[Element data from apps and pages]
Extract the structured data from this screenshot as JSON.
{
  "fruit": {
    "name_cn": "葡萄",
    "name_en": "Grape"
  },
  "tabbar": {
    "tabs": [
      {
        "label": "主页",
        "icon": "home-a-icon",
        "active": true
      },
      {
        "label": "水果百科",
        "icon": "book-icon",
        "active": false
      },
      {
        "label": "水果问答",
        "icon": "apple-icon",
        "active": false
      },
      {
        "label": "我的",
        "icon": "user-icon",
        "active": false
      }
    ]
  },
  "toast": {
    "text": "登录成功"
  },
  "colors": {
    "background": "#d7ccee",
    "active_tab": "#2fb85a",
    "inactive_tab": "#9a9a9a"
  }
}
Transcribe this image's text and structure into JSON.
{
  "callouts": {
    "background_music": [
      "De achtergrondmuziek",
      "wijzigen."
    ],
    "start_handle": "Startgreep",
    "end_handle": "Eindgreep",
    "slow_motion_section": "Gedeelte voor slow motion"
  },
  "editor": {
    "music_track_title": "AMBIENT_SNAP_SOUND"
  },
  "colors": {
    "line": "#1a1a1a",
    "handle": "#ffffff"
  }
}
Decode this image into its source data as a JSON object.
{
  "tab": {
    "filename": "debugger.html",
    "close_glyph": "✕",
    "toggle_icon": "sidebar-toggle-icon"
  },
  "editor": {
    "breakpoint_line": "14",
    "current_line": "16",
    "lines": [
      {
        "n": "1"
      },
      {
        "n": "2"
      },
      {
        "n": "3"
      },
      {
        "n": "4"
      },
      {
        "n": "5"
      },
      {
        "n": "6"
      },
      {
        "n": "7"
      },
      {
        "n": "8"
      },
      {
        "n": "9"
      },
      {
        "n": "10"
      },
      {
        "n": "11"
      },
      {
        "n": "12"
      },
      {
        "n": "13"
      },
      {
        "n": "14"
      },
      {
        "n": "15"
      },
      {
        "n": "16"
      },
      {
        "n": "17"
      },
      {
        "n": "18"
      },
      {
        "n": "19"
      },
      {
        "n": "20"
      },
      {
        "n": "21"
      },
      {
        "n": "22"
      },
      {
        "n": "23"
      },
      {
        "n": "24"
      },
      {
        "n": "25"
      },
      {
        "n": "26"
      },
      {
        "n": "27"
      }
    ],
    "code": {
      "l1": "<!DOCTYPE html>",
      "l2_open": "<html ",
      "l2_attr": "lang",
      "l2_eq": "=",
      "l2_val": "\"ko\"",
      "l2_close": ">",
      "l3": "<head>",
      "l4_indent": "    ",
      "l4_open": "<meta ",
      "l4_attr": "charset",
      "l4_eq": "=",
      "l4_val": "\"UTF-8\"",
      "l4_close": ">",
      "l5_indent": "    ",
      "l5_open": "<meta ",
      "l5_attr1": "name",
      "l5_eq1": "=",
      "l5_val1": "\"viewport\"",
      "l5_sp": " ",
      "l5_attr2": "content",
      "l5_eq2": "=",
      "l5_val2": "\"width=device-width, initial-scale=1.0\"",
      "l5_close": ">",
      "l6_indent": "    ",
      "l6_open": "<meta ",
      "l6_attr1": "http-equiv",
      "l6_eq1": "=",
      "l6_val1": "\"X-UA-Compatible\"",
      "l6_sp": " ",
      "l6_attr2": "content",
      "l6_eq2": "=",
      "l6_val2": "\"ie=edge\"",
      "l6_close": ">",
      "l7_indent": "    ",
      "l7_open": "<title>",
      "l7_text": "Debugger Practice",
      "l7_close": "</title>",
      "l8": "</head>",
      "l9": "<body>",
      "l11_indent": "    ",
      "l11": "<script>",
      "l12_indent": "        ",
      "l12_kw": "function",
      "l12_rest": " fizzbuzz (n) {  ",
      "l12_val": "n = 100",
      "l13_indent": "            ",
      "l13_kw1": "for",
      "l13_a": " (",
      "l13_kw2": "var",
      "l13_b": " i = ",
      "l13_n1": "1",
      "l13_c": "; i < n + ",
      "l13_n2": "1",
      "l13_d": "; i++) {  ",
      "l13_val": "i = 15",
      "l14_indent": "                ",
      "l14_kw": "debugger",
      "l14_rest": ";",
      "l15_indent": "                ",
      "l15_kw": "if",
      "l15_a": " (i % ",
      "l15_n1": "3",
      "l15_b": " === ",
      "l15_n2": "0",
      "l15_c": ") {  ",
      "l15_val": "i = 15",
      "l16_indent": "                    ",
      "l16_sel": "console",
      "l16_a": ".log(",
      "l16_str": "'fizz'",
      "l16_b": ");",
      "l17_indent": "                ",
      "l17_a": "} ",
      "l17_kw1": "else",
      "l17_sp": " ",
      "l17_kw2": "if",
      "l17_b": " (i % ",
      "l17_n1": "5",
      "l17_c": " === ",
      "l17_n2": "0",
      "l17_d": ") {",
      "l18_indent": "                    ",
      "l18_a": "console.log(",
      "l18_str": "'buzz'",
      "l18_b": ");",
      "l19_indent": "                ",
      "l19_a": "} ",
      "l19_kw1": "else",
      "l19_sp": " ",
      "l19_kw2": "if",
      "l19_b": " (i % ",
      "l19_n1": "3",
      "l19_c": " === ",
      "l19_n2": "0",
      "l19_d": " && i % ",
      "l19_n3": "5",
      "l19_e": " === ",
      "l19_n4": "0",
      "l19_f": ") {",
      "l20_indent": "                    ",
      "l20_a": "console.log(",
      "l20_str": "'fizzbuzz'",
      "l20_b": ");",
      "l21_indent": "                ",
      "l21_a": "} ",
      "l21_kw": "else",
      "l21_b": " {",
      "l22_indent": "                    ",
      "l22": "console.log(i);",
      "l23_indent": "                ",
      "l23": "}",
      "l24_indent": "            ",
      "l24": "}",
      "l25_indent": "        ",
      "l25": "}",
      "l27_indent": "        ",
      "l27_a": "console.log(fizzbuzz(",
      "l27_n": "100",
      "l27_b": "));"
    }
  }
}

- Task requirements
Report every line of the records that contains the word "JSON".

- Task result
Extract the structured data from this screenshot as JSON.
Transcribe this image's text and structure into JSON.
Decode this image into its source data as a JSON object.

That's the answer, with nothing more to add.